__Problem statement__: Each line of the records is to be returned verbatim, with the images omitted.

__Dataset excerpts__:
□ □ □

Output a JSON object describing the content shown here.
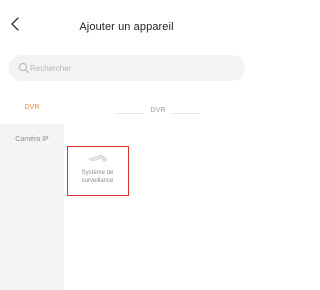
{
  "header": {
    "title": "Ajouter un appareil",
    "back_icon": "chevron-left-icon"
  },
  "search": {
    "placeholder": "Rechercher",
    "value": "",
    "icon": "search-icon"
  },
  "sidebar": {
    "items": [
      {
        "label": "DVR",
        "active": true
      },
      {
        "label": "Caméra IP",
        "active": false
      }
    ]
  },
  "main": {
    "section_title": "DVR",
    "devices": [
      {
        "label": "Système de surveillance",
        "icon": "camera-dvr-icon"
      }
    ]
  },
  "colors": {
    "accent": "#e89232",
    "selection_border": "#d8362d",
    "sidebar_bg": "#f4f4f4",
    "muted_text": "#8d8d8d"
  }
}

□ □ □

__Written response__:
Output a JSON object describing the content shown here.
{
  "header": {
    "title": "Ajouter un appareil",
    "back_icon": "chevron-left-icon"
  },
  "search": {
    "placeholder": "Rechercher",
    "value": "",
    "icon": "search-icon"
  },
  "sidebar": {
    "items": [
      {
        "label": "DVR",
        "active": true
      },
      {
        "label": "Caméra IP",
        "active": false
      }
    ]
  },
  "main": {
    "section_title": "DVR",
    "devices": [
      {
        "label": "Système de surveillance",
        "icon": "camera-dvr-icon"
      }
    ]
  },
  "colors": {
    "accent": "#e89232",
    "selection_border": "#d8362d",
    "sidebar_bg": "#f4f4f4",
    "muted_text": "#8d8d8d"
  }
}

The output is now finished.